Satterfield testified that he placed the grievance in the institutional mail. The Court finds Satterfield's testimony credible and determines that after Satterfield placed the grievance in the institutional mail addressed to the grievance officer, there was nothing more he could do. He had no control over the institutional mail. Thus, further remedies became "unavailable" to Satterfield, and he is deemed to have exhausted the February 20, 2009, grievance.
The Court would be remiss if it did not comment on why it found Satterfield's testimony persuasive. Satterfield pays attention to detail like no other inmate the Court has encountered. He testified he was fully aware of the grievance process. After he was transferred out of Shawnee Correctional Center, he fully exhausted a grievance on the same issue at Danville Correctional Center. Further, Satterfield kept a detailed journal regarding his medical condition and treatment that was more than 60 hand-written pages, single spaced (Doc. 1-2). The Court is not persuaded that someone who pays such close attention to detail, and who knows the grievance procedure, would simply skip a step in the process and send his grievance direction to the ARB without a grievance officer's response.
In so finding, the Court rejects Dr. David's argument that the February 20, 2009, grievance was inadequate to exhaust the claims against him because it refers simply to "the doctor" and does not name or otherwise identify Dr. David as required by ILL. ADMIN. CODE TIT. 20 Â§ 504.810(b). Satterfield testified, and Defendant did not dispute, that at the time he filed the grievance, Dr. David was the only physician at Shawnee Correctional Center.
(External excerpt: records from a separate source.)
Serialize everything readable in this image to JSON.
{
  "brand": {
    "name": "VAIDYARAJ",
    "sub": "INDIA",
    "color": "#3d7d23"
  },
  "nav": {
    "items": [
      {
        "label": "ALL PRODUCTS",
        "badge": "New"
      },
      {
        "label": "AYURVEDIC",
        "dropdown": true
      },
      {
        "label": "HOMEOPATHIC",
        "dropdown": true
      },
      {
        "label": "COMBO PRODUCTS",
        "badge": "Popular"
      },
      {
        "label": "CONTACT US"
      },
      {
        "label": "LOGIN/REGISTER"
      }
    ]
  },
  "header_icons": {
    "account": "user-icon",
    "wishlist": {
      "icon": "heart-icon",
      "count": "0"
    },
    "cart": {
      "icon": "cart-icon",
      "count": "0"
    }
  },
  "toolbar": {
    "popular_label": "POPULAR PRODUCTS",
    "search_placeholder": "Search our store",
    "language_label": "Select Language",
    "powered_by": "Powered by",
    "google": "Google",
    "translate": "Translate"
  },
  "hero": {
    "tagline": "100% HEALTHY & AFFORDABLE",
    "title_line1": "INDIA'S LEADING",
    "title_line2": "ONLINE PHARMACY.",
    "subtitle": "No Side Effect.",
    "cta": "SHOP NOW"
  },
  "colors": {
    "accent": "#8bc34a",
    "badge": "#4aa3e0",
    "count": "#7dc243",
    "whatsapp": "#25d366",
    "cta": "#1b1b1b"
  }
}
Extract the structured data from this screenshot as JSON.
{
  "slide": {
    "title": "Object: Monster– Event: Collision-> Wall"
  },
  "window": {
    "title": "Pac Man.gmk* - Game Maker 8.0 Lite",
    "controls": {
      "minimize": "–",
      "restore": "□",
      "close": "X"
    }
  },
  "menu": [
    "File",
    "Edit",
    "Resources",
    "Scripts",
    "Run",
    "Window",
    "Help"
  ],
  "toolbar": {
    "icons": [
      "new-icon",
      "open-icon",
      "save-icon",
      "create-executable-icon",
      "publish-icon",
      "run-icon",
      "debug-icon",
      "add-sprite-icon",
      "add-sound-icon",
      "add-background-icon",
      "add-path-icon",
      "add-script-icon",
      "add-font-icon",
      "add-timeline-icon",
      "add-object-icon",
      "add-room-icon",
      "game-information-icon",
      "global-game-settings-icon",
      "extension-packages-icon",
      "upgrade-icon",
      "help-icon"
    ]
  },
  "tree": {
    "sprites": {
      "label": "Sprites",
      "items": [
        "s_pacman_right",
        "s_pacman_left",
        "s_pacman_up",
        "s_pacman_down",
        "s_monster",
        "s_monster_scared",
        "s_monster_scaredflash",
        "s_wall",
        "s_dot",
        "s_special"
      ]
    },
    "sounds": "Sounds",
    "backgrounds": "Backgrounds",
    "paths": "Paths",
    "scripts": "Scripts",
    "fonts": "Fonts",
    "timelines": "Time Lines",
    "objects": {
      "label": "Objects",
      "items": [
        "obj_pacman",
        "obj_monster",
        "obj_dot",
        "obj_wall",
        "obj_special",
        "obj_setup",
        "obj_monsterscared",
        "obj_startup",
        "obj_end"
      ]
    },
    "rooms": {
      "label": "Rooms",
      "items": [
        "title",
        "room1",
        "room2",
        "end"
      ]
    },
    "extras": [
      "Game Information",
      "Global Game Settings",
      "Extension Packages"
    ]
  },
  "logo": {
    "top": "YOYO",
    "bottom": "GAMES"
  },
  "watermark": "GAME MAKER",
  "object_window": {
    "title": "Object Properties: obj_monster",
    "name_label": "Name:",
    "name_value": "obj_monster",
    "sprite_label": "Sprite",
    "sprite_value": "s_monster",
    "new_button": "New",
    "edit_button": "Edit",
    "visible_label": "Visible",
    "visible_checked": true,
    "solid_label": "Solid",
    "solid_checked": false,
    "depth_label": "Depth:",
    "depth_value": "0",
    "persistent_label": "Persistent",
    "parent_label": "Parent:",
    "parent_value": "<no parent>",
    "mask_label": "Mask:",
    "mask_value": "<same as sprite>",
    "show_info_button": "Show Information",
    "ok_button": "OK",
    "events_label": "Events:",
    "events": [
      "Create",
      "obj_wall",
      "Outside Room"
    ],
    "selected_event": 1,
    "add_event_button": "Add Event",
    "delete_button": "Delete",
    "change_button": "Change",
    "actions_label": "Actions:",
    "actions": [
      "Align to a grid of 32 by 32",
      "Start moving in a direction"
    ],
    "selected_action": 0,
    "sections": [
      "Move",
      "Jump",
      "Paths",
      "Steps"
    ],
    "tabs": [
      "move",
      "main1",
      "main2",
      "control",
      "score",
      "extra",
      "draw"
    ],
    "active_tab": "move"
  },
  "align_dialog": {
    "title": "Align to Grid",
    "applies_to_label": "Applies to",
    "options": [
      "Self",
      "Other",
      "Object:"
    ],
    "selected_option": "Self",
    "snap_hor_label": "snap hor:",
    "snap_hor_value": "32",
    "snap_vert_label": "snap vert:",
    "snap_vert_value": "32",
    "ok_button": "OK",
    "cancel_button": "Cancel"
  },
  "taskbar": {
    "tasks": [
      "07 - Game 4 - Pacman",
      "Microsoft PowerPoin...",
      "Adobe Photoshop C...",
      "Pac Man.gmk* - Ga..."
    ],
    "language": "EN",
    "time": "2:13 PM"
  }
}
Based on Satterfield's testimony, which the Court has found credible, referring to "the doctor" in the grievance was sufficient to identify Dr. David because Dr. David was the only physician at Shawnee at that time.*fn2
Therefore, based on all the foregoing, the Court FINDS that after Satterfield placed the February 20, 2009 grievance in the institutional mail and received no grievance officer's response, further remedies became unavailable to Satterfield. Accordingly, the Court DETERMINES that Satterfield is deemed to have exhausted his administrative remedies against Dr. David. Thus, Defendant's ...